What you should do →
Please show each line of the listing where "icon" is present.

+++ Excerpted records

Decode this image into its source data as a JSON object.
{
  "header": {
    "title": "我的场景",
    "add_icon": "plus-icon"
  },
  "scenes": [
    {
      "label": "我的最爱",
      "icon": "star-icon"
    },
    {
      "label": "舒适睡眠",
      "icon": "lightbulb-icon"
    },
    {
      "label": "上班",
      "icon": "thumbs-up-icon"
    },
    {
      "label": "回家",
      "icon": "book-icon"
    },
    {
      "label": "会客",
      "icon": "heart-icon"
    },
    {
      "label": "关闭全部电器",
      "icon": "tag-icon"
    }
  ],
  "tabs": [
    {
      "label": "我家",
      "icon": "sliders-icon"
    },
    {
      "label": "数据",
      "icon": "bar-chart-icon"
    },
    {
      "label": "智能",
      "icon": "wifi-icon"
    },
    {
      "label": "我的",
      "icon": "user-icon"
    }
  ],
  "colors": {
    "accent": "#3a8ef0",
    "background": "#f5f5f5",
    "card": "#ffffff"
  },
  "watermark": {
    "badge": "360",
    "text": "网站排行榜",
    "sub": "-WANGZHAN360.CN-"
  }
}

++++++

Expected answer →
    "add_icon": "plus-icon"
      "icon": "star-icon"
      "icon": "lightbulb-icon"
      "icon": "thumbs-up-icon"
      "icon": "book-icon"
      "icon": "heart-icon"
      "icon": "tag-icon"
      "icon": "sliders-icon"
      "icon": "bar-chart-icon"
      "icon": "wifi-icon"
      "icon": "user-icon"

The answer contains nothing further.